You can read the full story on the council’s website here.
The Council and Police’s Safe and Secure Roadshow was at Asda, Battersea today, handing out crime prevention advice to shoppers and balloons to the children (who also had a chance to meet PCSO Steve).
It is, unfortunately, a good time for criminals as people often have fairly expensive, and brand new, gifts around – so it pays to make sure you aren’t giving the gift to the wrong people!
The council’s community safety team partner with local police Safer Neighbourhood Teams around the borough to put on the roadshows. If you don’t see one there’s lots of useful advice to be found on the council’s Community Safety website.
Last night saw Wandsworth’s last full council meeting of the year. My main part was speaking in a debate on the results of the business survey carried out earlier this year.
It showed that business confidence was declining (even though it was carried out before the news started to turn really bleak) but Wandsworth was generally feeling more confident than businesses elsewhere in London and the country. There was also good news that the council’s business support services are generally highly regarded.
What astounded me, however, is that the Labour Party really do seem to have fallen for the spin that Gordon Brown is some sort of world leader stirring everyone through a financial crisis. They applaud his VAT cut, but fail to notice that shops are having to have 10%, 20% and even 50% sales just to get them through Christmas!
On a day he said he’d saved the world (and while we all make slips of the tongue, they often reveal what we are really thinking) we also had the German finance minister calling Brown’s plans, “crass” and saying they would take a generation to pay off. It seems Brown is a world leader with no followers.
In the midst of this it’s down to Wandsworth to try and make things as good as we can for businesses in the borough, while no-one should be under any illusion times will be easy for business, hopefully we will be able to avoid the worst of it.
Forgive the 1980 film reference, but it seems that Gordon Brown really does think he’s Flash Gordon – the next stage will be Brian Blessed leading troops of winged warriors into our high streets to increase consumer spending.

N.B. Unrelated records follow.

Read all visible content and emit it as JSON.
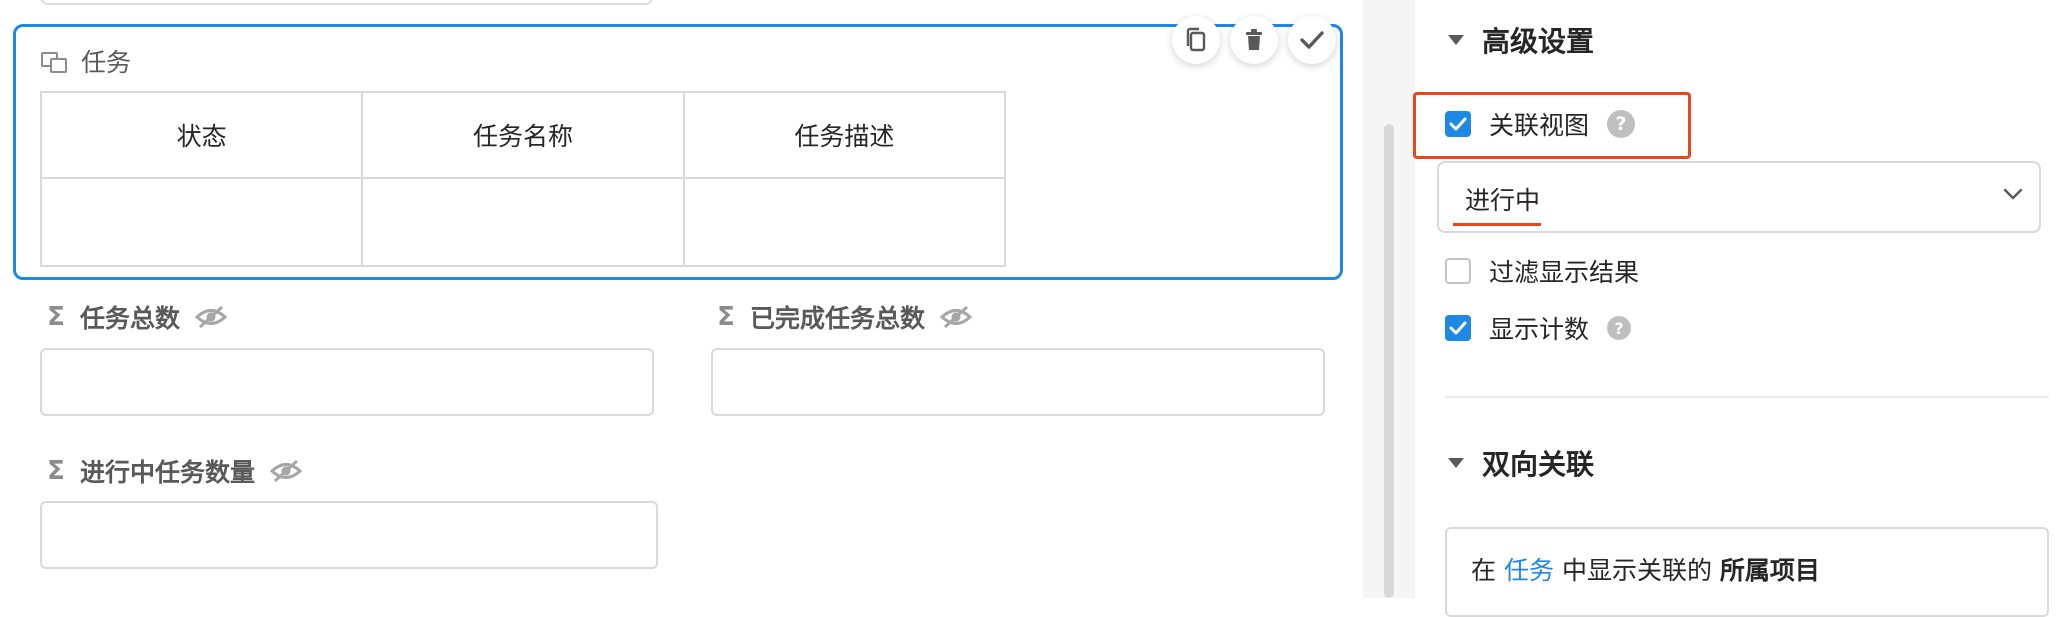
{
  "form": {
    "task_field": {
      "label": "任务",
      "columns": [
        "状态",
        "任务名称",
        "任务描述"
      ]
    },
    "fields": [
      {
        "label": "任务总数"
      },
      {
        "label": "已完成任务总数"
      },
      {
        "label": "进行中任务数量"
      }
    ],
    "sigma": "Σ"
  },
  "panel": {
    "advanced": {
      "title": "高级设置",
      "related_view": {
        "label": "关联视图",
        "checked": true
      },
      "view_select": {
        "value": "进行中"
      },
      "filter_results": {
        "label": "过滤显示结果",
        "checked": false
      },
      "show_count": {
        "label": "显示计数",
        "checked": true
      },
      "help_glyph": "?"
    },
    "bidirectional": {
      "title": "双向关联",
      "sentence": {
        "prefix": "在",
        "link": "任务",
        "middle": "中显示关联的",
        "target": "所属项目"
      }
    }
  },
  "colors": {
    "accent": "#1e88e5",
    "highlight": "#e8471c"
  },
  "icons": [
    "link-icon",
    "copy-icon",
    "trash-icon",
    "check-icon",
    "sigma-icon",
    "eye-off-icon",
    "triangle-down-icon",
    "chevron-down-icon",
    "help-icon"
  ]
}
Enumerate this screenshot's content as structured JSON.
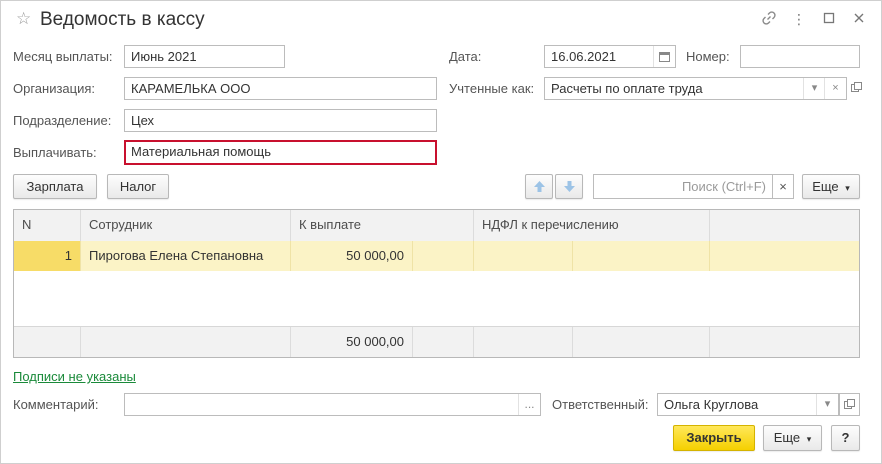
{
  "window": {
    "title": "Ведомость в кассу",
    "star_icon": "star-icon",
    "link_icon": "link-icon",
    "more_icon": "more-vertical-icon",
    "maximize_icon": "maximize-icon",
    "close_icon": "close-icon"
  },
  "form": {
    "month_label": "Месяц выплаты:",
    "month_value": "Июнь 2021",
    "date_label": "Дата:",
    "date_value": "16.06.2021",
    "number_label": "Номер:",
    "number_value": "",
    "org_label": "Организация:",
    "org_value": "КАРАМЕЛЬКА ООО",
    "accounted_label": "Учтенные как:",
    "accounted_value": "Расчеты по оплате труда",
    "dept_label": "Подразделение:",
    "dept_value": "Цех",
    "pay_label": "Выплачивать:",
    "pay_value": "Материальная помощь"
  },
  "toolbar": {
    "salary_button": "Зарплата",
    "tax_button": "Налог",
    "search_placeholder": "Поиск (Ctrl+F)",
    "search_clear": "×",
    "more_button": "Еще"
  },
  "table": {
    "columns": [
      "N",
      "Сотрудник",
      "К выплате",
      "НДФЛ к перечислению"
    ],
    "rows": [
      {
        "n": "1",
        "employee": "Пирогова Елена Степановна",
        "amount": "50 000,00",
        "ndfl": ""
      }
    ],
    "total_amount": "50 000,00"
  },
  "footer": {
    "signatures_link": "Подписи не указаны",
    "comment_label": "Комментарий:",
    "comment_value": "",
    "comment_btn": "...",
    "responsible_label": "Ответственный:",
    "responsible_value": "Ольга Круглова",
    "close_button": "Закрыть",
    "more_button": "Еще",
    "help_button": "?"
  },
  "colors": {
    "accent_yellow": "#f5d000",
    "highlight_row": "#fbf3c6",
    "error_border": "#c8102e",
    "link_green": "#1a8a3a"
  }
}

Tonight saw the launch of Wandsworth Town Centre Partnership’s Vision and Agenda for the next three years.
The document sets out the Town Centre’s vision and aspirations to build on the huge improvements Wandsworth has seen over the past ten years. And Wandsworth has changed enormously even in that short time, thanks in no small part to the leadership the Town Centre Partnership and council have given to the area.

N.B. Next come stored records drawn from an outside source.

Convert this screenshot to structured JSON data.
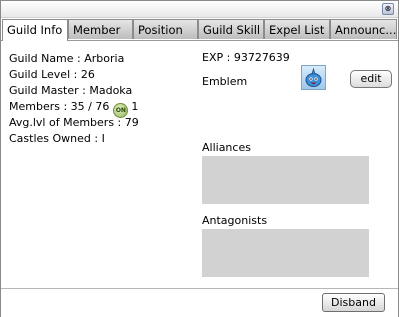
{
  "titlebar": {
    "close_glyph": "⊗",
    "close_icon": "close-icon"
  },
  "tabs": [
    {
      "label": "Guild Info",
      "active": true
    },
    {
      "label": "Member"
    },
    {
      "label": "Position"
    },
    {
      "label": "Guild Skill"
    },
    {
      "label": "Expel List"
    },
    {
      "label": "Announc..."
    }
  ],
  "info": {
    "guild_name": "Guild Name : Arboria",
    "guild_level": "Guild Level : 26",
    "guild_master": "Guild Master : Madoka",
    "members": "Members : 35 / 76",
    "online_badge": "ON",
    "online_count": "1",
    "avg_lvl": "Avg.lvl of Members : 79",
    "castles_owned": "Castles Owned : I"
  },
  "exp": "EXP : 93727639",
  "emblem": {
    "label": "Emblem",
    "icon": "emblem-icon",
    "edit_label": "edit"
  },
  "alliances": {
    "label": "Alliances"
  },
  "antagonists": {
    "label": "Antagonists"
  },
  "footer": {
    "disband_label": "Disband"
  }
}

It’s hard to be optimistic in the current climate (and many at the launch admitted the past few months had seen a huge decline in business) but this shows that we are constantly looking at how to minimise the effects of recession and are well-placed when the country comes out the other side.
The council is currently reviewing all the borough’s conservation areas and it’s now the turn of the Shaftesbury Park Estate Conservation Area which covers a large part of Shaftesbury ward.
I should declare an interest because I live on the Shaftesbury Park Estate, and what attracted me was the unique nature of the area – which is largely due to the conservation area.
If you live on the estate it’s well worth contributing your views to how the estate should develop in the future. There’s a public meeting scheduled for Thursday 11 December (which I unfortunately can’t attend) at 7pm in Shaftesbury Park School or you can email your comments to Justine Page (email@example.com).
My personal bug bear are satellite dishes on the fronts of houses (rather than above the gutters or on the chimneys where they are much less obtrusive) which seem totally out of place on the front of Victorian terraces – although again I must declare an interest because I do have dish, even if it’s largely out of sight on the roof.